An abstract summarising our work, titled ‘Age related prognosis and re-challenge in neurological complications of immune checkpoint inhibitors’ was accepted for an oral presentation at the national conference of the Italian Neurological Society taking place in Milan in December 2022.
It was a pleasure to learn from the great neurologists at Sheba Medical Center and I am grateful to the European Academy of Neurology for sponsoring this brilliant opportunity. I was welcomed with open arms by the neurologists in Sheba, who were always available to teach me and invited me to take part in their departmental brunch
This experience definitely helped strengthen my resolve to become a practicing neurologist upon graduation.
With Dr Shahar Shelly (right) at Sagol Neuroscience, Sheba Hospital, Tel-Aviv, Israel
Report on four weeks in Rostock
by Jakub Radziwon
Visiting the Department of Neurology, Rostock University Medical Center in Rostock, Germany in August-October 2022
At the turn of summer and autumn this year, I have arrived at Rostock – a charming Hanseatic city located on the German coast of the Baltic Sea. Near the Warnow river, surrounded by an old park, there are neurology and psychiatry departments of the University of Rostock. In a mix of modern and historical buildings, one contains the Neurosonology Laboratory, which was my destination. I have chosen to visit this laboratory, which is one of best facilities in Europe and a well-recognised teaching institution.
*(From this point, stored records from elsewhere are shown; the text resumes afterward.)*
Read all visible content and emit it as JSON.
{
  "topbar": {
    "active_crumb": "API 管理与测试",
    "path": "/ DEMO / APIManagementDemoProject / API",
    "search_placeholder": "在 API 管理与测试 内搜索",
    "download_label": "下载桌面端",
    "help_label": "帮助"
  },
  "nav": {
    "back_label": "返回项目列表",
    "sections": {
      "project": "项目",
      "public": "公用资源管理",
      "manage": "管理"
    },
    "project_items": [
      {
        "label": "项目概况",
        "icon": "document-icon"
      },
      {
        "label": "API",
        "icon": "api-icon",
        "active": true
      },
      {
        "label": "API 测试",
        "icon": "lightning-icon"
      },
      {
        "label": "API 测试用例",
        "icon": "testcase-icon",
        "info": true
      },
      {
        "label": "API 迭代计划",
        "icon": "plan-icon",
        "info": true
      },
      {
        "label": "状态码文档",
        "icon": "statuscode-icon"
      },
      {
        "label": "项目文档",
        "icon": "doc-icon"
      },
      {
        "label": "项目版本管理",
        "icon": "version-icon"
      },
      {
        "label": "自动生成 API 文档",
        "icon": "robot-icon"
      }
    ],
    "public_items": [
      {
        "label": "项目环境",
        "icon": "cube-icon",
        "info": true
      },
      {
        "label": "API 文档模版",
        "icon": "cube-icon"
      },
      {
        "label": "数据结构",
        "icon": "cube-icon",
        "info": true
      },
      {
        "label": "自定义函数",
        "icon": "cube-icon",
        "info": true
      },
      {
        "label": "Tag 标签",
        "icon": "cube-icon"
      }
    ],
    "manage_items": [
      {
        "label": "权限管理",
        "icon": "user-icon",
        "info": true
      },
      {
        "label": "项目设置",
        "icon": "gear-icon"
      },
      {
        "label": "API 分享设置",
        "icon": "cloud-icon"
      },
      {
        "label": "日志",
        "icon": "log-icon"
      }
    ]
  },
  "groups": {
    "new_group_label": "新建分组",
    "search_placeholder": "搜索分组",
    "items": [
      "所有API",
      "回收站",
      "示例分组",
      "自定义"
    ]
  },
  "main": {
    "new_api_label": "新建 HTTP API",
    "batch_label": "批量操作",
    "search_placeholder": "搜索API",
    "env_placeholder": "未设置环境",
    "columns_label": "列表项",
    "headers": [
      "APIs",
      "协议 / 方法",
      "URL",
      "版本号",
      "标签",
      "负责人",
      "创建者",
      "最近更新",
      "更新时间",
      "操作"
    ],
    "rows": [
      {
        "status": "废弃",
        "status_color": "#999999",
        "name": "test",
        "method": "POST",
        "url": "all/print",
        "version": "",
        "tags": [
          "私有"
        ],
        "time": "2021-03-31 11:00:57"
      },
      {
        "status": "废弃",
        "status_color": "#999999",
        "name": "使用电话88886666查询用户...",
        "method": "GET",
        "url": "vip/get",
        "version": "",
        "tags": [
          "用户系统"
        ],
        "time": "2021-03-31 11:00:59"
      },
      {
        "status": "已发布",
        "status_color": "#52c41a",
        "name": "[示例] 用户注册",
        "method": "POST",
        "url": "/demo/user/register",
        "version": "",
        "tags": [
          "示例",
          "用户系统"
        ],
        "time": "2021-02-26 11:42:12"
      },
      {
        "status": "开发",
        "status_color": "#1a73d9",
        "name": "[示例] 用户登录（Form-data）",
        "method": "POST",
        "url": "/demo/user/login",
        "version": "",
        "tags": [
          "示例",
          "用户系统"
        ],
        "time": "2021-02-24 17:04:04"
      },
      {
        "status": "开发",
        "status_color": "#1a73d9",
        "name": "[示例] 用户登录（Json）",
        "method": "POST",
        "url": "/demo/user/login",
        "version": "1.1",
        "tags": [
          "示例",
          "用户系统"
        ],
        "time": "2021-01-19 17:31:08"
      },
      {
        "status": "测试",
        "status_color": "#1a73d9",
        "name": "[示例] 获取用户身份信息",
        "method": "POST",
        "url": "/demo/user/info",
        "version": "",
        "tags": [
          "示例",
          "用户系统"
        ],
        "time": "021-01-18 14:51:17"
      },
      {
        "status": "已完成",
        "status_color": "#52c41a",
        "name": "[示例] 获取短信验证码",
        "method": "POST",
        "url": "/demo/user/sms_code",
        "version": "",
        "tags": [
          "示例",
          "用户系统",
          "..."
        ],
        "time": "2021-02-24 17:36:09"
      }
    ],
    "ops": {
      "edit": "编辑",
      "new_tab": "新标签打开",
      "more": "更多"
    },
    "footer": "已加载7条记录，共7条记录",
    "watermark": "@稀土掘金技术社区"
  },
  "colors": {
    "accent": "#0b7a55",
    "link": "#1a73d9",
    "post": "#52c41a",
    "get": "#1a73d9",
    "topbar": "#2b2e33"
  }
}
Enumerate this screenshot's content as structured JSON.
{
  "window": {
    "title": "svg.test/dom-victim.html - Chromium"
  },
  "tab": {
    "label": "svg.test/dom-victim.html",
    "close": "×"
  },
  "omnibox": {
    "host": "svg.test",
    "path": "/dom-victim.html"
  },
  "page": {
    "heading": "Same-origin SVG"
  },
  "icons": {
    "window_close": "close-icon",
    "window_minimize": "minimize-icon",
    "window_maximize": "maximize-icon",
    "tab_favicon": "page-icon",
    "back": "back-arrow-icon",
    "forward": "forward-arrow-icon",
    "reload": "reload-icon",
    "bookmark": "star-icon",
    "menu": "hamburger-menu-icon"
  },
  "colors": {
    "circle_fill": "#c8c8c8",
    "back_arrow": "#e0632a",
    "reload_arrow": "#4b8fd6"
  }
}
The aim was to discover the field of neurosonology, with a special focus on its application in movement disorders.
After my arrival in Rostock, I have received a great care from my supervisor, Prof. Uwe Walter and other employees of the department. They have created a perfect environment to learn sonography in a very practical manner. Every day I was able to perform ultrasound examinations fully on my own with a careful supervision. First steps in ultrasonography are certainly demanding and my images rarely resembled those captured by my supervisors. However, I could experience that saying practice makes perfect is indeed true and every day I was seeing a little bit of progress.
Besides practicing on my own, I have been able to watch professionals at work. I have seen not only vascular studies, but also many other interesting applications of ultrasound in modern neurology. I have experienced how useful the ultrasound machine is in the hands of experienced neurologist for management of peripheral nerve disorders, idiopathic intracranial hypertension, or performance of botulinum toxin injections. In the meantime, we could discuss current and possible application of ultrasound in clinical setting and future research perspectives in that field.
Those were extremely advantageous four weeks. Now, I am looking forward to using the skills that I trained for a diagnosing and study neurological disorders. Certainly, a lot has to be learned yet, but I am sure that this is a strong basis for the future training. Thanks to the support of European Academy of Neurology, I’ve had an opportunity to participate in this fellowship and gain valuable international and clinical experience. I would definitely recommend the EAN Student Teaser Fellowship to every medical student interested in neurology.
Visit the Student Teaser Fellowship website to find out more about this interesting opportunity for medical students. Interested applicants can get information about eligibility, how to apply with useful tips and FAQ, and how to become a student member including additional benefits when joining the EAN.
The next application deadline is 31 March 2023
and the fellowship period is effective from 1 April 2023 to 31 January 2024.